EU wind industry in skills shortage crisis
The European wind industry faces a severe skills shortage of around 5,500 appropriately qualified staff per year, according to the EU's Wind Energy Technology Platform (TPWind).
An upcoming report, based on research by the renewable energy consultancy GL Garrad Hassan will also warn that this shortfall could climb to 18,000 by 2030, which is almost 5% of the entire wind industry workforce.
GL Garrad Hassan chairman Andrew Garrad said: “There is a real risk of a shortage of suitably skilled workers. Well over half of the shortfall in new workers in 2030 could be in operations and maintenance. Engineers are in desperately short supply and the problem will get far worse unless action is taken.”
The full report will be published later this year but its initial recommendations were presented today at the Eropean Wind Energy Association’s 2013 Annual Event.
Among the recommendations was the need to emphasise science, technology, engineering and maths skills in vocational training, increase the number of graduates of wind energy generalist courses and to further the harmonisation of vocational education and training across the EU.

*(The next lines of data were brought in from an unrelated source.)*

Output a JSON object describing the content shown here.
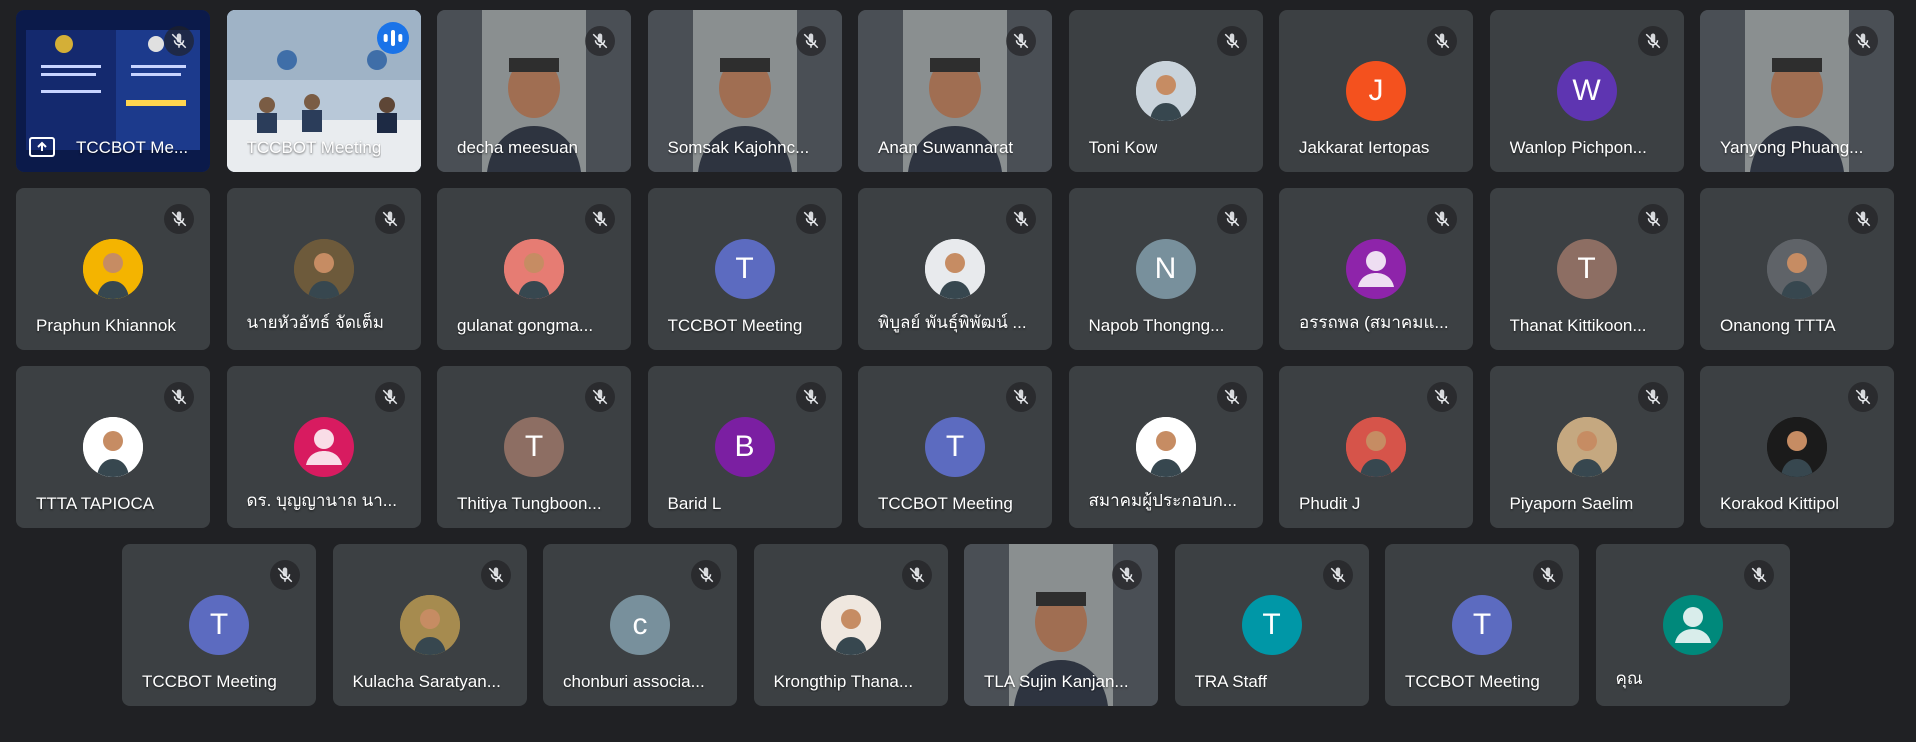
{
  "meeting": {
    "participants": [
      {
        "name": "TCCBOT Me...",
        "type": "video-presentation",
        "muted": true,
        "presenting": true
      },
      {
        "name": "TCCBOT Meeting",
        "type": "video-room",
        "muted": false,
        "speaking": true,
        "active": true
      },
      {
        "name": "decha meesuan",
        "type": "video-person",
        "muted": true
      },
      {
        "name": "Somsak Kajohnc...",
        "type": "video-person",
        "muted": true
      },
      {
        "name": "Anan Suwannarat",
        "type": "video-person",
        "muted": true
      },
      {
        "name": "Toni Kow",
        "type": "photo",
        "muted": true,
        "color": "#c9d3db"
      },
      {
        "name": "Jakkarat Iertopas",
        "type": "initial",
        "initial": "J",
        "color": "#f4511e",
        "muted": true
      },
      {
        "name": "Wanlop Pichpon...",
        "type": "initial",
        "initial": "W",
        "color": "#5e35b1",
        "muted": true
      },
      {
        "name": "Yanyong Phuang...",
        "type": "video-person",
        "muted": true
      },
      {
        "name": "Praphun Khiannok",
        "type": "photo",
        "muted": true,
        "color": "#f4b400"
      },
      {
        "name": "นายหัวอัทธ์ จัดเต็ม",
        "type": "photo",
        "muted": true,
        "color": "#6d5a3b"
      },
      {
        "name": "gulanat gongma...",
        "type": "photo",
        "muted": true,
        "color": "#e67c73"
      },
      {
        "name": "TCCBOT Meeting",
        "type": "initial",
        "initial": "T",
        "color": "#5c6bc0",
        "muted": true
      },
      {
        "name": "พิบูลย์ พันธุ์พิพัฒน์ ...",
        "type": "photo",
        "muted": true,
        "color": "#e8eaed"
      },
      {
        "name": "Napob Thongng...",
        "type": "initial",
        "initial": "N",
        "color": "#78909c",
        "muted": true
      },
      {
        "name": "อรรถพล (สมาคมแ...",
        "type": "generic",
        "color": "#8e24aa",
        "muted": true
      },
      {
        "name": "Thanat Kittikoon...",
        "type": "initial",
        "initial": "T",
        "color": "#8d6e63",
        "muted": true
      },
      {
        "name": "Onanong TTTA",
        "type": "photo",
        "muted": true,
        "color": "#5f6368"
      },
      {
        "name": "TTTA TAPIOCA",
        "type": "photo",
        "muted": true,
        "color": "#ffffff"
      },
      {
        "name": "ดร. บุญญานาถ นา...",
        "type": "generic",
        "color": "#d81b60",
        "muted": true
      },
      {
        "name": "Thitiya Tungboon...",
        "type": "initial",
        "initial": "T",
        "color": "#8d6e63",
        "muted": true
      },
      {
        "name": "Barid L",
        "type": "initial",
        "initial": "B",
        "color": "#7b1fa2",
        "muted": true
      },
      {
        "name": "TCCBOT Meeting",
        "type": "initial",
        "initial": "T",
        "color": "#5c6bc0",
        "muted": true
      },
      {
        "name": "สมาคมผู้ประกอบก...",
        "type": "photo",
        "muted": true,
        "color": "#ffffff"
      },
      {
        "name": "Phudit J",
        "type": "photo",
        "muted": true,
        "color": "#d6544a"
      },
      {
        "name": "Piyaporn Saelim",
        "type": "photo",
        "muted": true,
        "color": "#c5a880"
      },
      {
        "name": "Korakod Kittipol",
        "type": "photo",
        "muted": true,
        "color": "#1b1b1b"
      },
      {
        "name": "TCCBOT Meeting",
        "type": "initial",
        "initial": "T",
        "color": "#5c6bc0",
        "muted": true
      },
      {
        "name": "Kulacha Saratyan...",
        "type": "photo",
        "muted": true,
        "color": "#a68b4f"
      },
      {
        "name": "chonburi associa...",
        "type": "initial",
        "initial": "c",
        "color": "#78909c",
        "muted": true
      },
      {
        "name": "Krongthip Thana...",
        "type": "photo",
        "muted": true,
        "color": "#efe7df"
      },
      {
        "name": "TLA Sujin Kanjan...",
        "type": "video-person",
        "muted": true
      },
      {
        "name": "TRA Staff",
        "type": "initial",
        "initial": "T",
        "color": "#0097a7",
        "muted": true
      },
      {
        "name": "TCCBOT Meeting",
        "type": "initial",
        "initial": "T",
        "color": "#5c6bc0",
        "muted": true
      },
      {
        "name": "คุณ",
        "type": "generic",
        "color": "#00897b",
        "muted": true
      }
    ]
  }
}
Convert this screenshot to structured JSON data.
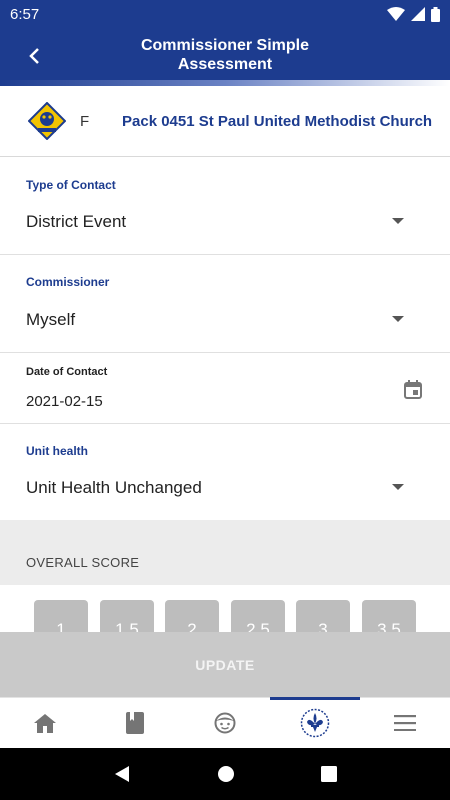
{
  "status_bar": {
    "time": "6:57"
  },
  "app_bar": {
    "title_line1": "Commissioner Simple",
    "title_line2": "Assessment"
  },
  "unit": {
    "letter": "F",
    "name": "Pack 0451 St Paul United Methodist Church"
  },
  "form": {
    "type_of_contact": {
      "label": "Type of Contact",
      "value": "District Event"
    },
    "commissioner": {
      "label": "Commissioner",
      "value": "Myself"
    },
    "date_of_contact": {
      "label": "Date of Contact",
      "value": "2021-02-15"
    },
    "unit_health": {
      "label": "Unit health",
      "value": "Unit Health Unchanged"
    }
  },
  "score": {
    "label": "OVERALL SCORE",
    "options": [
      "1",
      "1.5",
      "2",
      "2.5",
      "3",
      "3.5"
    ]
  },
  "update_label": "UPDATE",
  "colors": {
    "primary": "#1d3c8f",
    "disabled": "#c9c9c9"
  },
  "nav_icons": [
    "home-icon",
    "book-icon",
    "face-icon",
    "fleur-de-lis-icon",
    "menu-icon"
  ]
}
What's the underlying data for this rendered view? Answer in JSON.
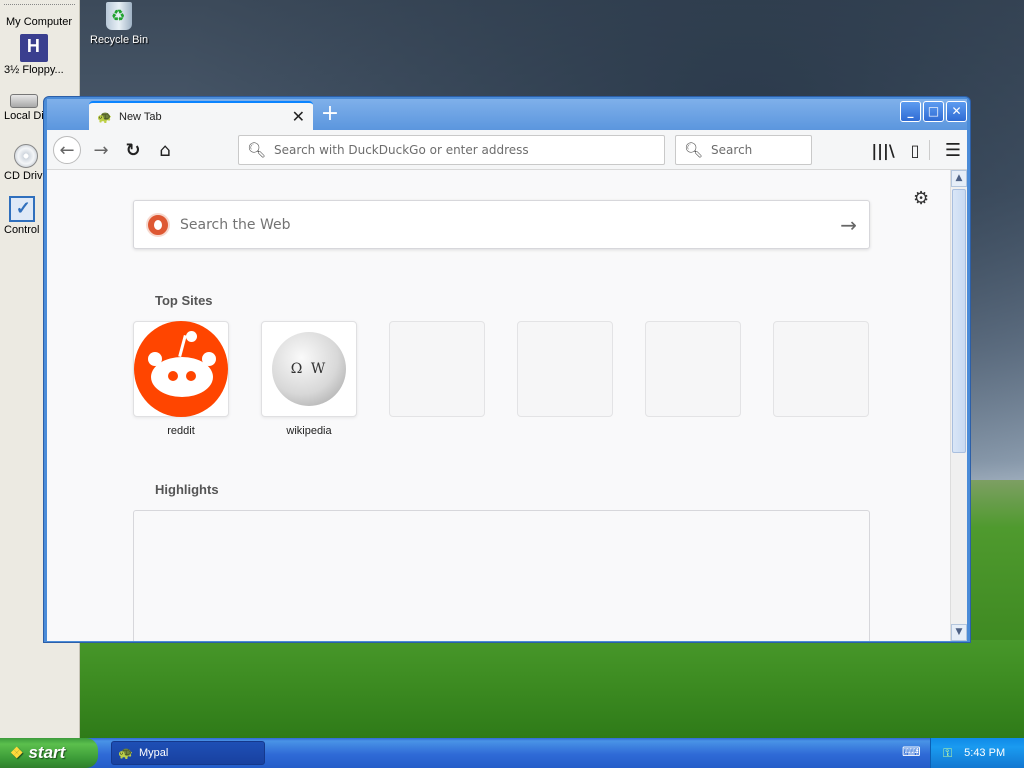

TPWind chairman Henning Kruse added: “Targeted training courses must be created and graduate numbers from those courses increased, so that the sector can meet its staff needs and continue to provide jobs and revenue in today’s tough economic climate.”